A New Paradigm of Anti-Racism: Why Discourse of White Privilege, Justice, and Equality Do Not Work

Lecture on a new way to think about racial oppression and anti-racism
Everyone is welcome to the free talk and Q&A
Thursday, Oct. 22. 5 p.m - 6:30pm in the Rasmussen Rotunda, Wheelock Student Center

How can we nudge American society toward racial justice and equality? Somewhat paradoxically, philosopher Naomi Zack argues that the best way to do so is to stop talking about justice and equality—at least in the way that standard liberal thinking often dictates. Instead, she argues, we need a new set of conceptual tools for anti-racism discourse.

Naomi Zack is professor of philosophy at University of Oregon. She received her doctorate in philosophy from Columbia University and is the author of numerous books on philosophy of race, political philosophy, feminist philosophy, and philosophy of science. Some of her earlier works include Ethics for Disaster (2009); Inclusive Feminism: A Third Wave Theory of Women’s Commonality (2005); Race and Mixed Race (1993); Philosophy of Science and Race (2002); and the short textbook, Thinking About Race (2nd edition, 2006).

Zack is also chair of the Community Philosophy Institute Homelessness project, at University of Oregon, that aims to support creative, intellectual, and practical means to address the problems of homelessness.

The lecture will present a new way to think about racial oppression and other forms of current injustice. Consider what Zack says about the term “white privilege.” Although this concept is prominent in standard liberal thinking about anti-racism, Zack argues that it leads to misdescriptions of the ethical landscape.

“A privilege is special treatment that goes beyond a right. It’s not so much that being white confers privilege, but that not being white means being without rights in many cases,” she said in a New York Times interview with George Yancy. “Not fearing that the police will kill your child for no reason isn’t a privilege. It’s a right.”

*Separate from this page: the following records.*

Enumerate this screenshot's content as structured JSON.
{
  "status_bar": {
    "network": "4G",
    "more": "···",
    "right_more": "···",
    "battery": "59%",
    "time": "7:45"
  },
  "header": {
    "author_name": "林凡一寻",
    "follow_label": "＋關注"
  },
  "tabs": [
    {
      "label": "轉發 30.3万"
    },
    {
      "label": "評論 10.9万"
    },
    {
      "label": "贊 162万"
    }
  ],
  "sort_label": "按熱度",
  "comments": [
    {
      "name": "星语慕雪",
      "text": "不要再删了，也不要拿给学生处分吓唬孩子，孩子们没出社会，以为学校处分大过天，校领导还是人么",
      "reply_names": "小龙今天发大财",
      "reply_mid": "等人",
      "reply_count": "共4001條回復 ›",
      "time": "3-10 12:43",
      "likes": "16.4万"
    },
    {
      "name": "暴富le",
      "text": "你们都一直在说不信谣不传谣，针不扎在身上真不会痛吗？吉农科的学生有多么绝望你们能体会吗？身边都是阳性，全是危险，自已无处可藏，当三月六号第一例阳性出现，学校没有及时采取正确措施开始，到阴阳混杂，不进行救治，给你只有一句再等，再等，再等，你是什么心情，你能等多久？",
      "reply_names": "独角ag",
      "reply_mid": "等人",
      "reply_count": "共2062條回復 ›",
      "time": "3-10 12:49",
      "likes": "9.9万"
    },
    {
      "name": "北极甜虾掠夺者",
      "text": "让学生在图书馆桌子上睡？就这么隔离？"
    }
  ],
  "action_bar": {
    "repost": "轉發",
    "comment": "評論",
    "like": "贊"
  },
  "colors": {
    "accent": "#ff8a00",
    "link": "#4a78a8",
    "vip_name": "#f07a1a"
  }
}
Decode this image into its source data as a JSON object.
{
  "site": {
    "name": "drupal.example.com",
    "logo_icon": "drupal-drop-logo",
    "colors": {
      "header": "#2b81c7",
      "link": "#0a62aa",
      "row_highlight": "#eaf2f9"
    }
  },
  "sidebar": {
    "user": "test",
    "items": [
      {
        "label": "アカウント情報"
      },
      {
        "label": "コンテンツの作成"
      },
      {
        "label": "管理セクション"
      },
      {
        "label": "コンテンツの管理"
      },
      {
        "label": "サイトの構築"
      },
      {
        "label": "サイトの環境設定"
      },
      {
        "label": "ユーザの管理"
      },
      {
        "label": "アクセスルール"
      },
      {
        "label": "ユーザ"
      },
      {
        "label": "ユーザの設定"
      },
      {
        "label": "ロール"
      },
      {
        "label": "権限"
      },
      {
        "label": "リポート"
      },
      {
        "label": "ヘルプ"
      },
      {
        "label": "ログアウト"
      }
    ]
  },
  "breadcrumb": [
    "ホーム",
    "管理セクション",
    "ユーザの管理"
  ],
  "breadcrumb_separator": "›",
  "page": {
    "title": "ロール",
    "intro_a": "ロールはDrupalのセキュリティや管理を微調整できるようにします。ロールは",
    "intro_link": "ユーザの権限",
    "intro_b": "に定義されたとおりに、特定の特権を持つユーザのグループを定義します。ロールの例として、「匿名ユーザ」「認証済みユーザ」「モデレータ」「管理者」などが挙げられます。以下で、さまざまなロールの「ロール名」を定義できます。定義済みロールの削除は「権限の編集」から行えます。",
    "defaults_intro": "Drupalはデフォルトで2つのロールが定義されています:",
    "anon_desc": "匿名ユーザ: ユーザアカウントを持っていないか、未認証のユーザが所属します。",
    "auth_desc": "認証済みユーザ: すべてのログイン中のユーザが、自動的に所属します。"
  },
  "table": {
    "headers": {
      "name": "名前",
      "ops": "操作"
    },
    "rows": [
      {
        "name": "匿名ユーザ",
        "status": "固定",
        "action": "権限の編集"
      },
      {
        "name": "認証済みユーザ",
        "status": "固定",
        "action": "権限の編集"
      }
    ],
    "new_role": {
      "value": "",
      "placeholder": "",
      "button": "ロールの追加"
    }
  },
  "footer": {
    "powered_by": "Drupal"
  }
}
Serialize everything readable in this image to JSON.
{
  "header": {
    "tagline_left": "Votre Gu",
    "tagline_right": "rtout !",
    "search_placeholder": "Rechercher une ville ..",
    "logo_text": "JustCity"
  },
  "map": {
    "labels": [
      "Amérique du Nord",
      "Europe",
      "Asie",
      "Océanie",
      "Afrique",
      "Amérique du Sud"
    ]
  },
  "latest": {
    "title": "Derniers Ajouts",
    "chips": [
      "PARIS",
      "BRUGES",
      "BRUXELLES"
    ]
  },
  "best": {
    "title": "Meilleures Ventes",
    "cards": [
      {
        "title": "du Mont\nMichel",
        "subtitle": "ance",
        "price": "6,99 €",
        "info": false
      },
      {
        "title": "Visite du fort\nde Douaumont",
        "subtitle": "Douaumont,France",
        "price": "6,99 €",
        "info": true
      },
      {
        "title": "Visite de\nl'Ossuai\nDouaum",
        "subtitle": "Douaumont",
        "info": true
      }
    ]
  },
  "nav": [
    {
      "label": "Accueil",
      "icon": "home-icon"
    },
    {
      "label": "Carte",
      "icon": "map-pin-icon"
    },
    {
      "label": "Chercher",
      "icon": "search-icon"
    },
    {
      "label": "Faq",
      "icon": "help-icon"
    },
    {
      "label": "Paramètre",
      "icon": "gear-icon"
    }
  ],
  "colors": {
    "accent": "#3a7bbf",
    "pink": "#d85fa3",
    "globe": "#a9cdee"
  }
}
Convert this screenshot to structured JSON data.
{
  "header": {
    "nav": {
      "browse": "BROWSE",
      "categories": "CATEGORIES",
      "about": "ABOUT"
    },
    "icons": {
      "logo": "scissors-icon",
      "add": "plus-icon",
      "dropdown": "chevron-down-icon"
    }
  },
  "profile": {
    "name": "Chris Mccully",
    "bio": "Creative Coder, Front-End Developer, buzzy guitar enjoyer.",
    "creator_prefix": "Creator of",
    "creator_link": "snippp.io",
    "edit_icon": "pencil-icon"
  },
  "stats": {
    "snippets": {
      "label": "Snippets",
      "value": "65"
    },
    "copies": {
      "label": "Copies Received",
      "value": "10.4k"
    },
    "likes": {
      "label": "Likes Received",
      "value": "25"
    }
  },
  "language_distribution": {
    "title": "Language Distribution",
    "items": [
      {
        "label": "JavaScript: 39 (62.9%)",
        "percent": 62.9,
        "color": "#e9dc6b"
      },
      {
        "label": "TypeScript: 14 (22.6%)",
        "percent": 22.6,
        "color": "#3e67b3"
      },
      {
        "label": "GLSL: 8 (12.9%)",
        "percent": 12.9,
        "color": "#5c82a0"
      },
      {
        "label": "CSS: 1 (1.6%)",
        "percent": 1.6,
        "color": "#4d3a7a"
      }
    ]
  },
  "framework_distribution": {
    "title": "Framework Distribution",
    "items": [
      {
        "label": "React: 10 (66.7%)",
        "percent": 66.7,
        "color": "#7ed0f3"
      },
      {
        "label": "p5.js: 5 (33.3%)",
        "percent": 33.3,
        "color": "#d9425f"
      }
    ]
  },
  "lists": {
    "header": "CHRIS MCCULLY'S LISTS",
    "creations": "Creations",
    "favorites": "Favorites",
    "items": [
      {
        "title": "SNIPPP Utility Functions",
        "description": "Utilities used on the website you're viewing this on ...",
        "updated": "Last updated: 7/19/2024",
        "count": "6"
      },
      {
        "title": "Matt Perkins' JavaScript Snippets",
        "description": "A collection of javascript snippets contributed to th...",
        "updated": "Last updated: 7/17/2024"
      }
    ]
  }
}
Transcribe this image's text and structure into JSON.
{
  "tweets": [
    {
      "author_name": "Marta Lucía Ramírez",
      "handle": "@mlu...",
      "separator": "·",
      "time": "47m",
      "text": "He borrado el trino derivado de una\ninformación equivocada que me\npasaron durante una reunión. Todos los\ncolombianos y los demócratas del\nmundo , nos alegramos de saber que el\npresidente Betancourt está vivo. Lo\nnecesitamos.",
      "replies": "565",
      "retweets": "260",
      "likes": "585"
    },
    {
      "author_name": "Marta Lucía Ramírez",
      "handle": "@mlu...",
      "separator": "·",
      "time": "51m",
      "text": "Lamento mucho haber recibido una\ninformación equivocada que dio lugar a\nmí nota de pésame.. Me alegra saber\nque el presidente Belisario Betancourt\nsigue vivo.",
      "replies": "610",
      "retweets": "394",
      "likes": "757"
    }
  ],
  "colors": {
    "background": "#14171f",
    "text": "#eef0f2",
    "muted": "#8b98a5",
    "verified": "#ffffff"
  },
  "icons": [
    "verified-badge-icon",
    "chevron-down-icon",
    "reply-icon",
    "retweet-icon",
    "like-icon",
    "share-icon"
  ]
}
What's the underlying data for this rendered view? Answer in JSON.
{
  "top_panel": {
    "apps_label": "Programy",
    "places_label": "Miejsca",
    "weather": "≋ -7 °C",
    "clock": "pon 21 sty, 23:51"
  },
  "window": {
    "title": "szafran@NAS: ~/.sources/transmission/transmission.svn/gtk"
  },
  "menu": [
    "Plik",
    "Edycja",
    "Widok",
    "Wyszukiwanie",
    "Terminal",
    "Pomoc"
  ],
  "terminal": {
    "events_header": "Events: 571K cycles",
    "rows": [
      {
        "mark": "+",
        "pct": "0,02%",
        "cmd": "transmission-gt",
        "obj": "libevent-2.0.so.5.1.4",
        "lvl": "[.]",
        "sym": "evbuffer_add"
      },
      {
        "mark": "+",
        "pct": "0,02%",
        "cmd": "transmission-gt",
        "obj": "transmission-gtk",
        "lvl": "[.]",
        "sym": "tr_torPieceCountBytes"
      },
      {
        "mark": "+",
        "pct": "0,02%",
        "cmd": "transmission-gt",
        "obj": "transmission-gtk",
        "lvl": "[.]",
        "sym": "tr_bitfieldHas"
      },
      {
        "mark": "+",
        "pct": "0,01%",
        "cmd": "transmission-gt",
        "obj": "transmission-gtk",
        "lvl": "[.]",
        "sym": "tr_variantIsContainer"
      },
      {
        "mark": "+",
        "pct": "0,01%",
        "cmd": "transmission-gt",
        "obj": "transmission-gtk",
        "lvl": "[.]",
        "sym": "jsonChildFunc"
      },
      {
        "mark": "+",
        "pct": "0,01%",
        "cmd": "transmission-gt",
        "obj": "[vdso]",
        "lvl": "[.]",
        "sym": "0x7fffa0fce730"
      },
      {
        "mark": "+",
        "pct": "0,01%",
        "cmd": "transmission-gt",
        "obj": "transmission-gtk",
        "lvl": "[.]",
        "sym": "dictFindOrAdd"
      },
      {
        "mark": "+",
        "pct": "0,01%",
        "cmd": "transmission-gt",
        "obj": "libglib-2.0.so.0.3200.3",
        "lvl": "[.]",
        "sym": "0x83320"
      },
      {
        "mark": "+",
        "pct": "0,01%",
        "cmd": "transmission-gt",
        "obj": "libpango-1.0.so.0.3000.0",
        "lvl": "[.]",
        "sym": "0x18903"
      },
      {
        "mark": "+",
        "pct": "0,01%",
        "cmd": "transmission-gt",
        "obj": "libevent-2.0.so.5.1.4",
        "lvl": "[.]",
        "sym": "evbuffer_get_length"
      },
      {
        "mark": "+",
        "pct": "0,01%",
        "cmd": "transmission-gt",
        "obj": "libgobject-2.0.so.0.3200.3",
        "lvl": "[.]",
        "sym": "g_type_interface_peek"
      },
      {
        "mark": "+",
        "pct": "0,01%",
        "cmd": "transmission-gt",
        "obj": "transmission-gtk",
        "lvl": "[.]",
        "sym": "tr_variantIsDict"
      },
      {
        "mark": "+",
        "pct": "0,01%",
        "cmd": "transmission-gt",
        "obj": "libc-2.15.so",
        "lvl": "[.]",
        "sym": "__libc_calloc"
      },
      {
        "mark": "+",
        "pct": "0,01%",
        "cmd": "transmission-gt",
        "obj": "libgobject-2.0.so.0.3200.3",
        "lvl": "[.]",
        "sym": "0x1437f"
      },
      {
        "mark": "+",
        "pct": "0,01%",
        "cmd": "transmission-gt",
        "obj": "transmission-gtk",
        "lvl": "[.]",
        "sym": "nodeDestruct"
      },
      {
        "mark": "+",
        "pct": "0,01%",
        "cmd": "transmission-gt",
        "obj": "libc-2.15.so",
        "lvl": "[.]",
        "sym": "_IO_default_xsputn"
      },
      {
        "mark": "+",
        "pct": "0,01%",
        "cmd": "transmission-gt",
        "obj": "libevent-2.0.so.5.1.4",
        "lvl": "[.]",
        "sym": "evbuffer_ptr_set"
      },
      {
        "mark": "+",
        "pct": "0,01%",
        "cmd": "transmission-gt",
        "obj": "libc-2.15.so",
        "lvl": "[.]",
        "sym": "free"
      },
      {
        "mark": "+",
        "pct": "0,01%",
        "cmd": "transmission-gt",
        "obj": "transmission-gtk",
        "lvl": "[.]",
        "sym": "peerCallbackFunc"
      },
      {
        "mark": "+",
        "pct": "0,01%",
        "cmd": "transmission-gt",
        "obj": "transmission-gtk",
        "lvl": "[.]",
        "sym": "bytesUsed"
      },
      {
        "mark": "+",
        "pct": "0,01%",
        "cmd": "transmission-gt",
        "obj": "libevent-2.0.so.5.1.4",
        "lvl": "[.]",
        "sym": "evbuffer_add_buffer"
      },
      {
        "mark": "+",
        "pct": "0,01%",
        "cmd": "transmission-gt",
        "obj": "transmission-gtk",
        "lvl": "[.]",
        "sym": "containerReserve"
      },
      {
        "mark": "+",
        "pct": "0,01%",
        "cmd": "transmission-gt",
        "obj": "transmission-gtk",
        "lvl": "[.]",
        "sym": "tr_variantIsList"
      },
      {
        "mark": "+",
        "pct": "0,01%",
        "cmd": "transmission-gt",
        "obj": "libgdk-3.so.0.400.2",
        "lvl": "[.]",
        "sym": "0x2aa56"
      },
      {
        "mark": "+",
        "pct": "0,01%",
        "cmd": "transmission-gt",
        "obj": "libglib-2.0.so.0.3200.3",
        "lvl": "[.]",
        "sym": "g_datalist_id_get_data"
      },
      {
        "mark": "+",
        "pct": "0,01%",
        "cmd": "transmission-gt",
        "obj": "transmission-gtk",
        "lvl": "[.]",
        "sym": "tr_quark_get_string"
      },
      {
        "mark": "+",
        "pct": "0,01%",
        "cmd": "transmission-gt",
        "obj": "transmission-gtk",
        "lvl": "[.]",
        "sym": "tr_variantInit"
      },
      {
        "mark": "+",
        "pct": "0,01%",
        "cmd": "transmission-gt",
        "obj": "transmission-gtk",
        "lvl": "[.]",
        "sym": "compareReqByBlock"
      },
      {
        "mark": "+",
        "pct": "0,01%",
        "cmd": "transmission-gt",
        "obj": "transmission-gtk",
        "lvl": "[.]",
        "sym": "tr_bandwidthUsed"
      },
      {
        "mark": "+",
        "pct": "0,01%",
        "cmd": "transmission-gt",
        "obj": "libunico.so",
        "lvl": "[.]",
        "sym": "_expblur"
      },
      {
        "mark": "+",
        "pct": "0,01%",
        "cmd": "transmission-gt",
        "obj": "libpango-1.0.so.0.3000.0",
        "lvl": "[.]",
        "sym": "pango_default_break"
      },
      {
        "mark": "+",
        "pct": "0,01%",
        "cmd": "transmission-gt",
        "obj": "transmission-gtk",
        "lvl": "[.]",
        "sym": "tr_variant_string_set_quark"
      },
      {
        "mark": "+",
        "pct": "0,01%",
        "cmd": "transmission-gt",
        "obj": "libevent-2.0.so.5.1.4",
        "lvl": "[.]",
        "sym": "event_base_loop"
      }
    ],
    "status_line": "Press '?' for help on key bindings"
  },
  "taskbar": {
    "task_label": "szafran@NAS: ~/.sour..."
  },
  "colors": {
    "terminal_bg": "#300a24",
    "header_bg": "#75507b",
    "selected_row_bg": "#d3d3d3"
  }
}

For more information about the talk and Naomi Zack:

Contact: Shirley Skeel,
ph. 253.879.2611, cell. 510.684.6715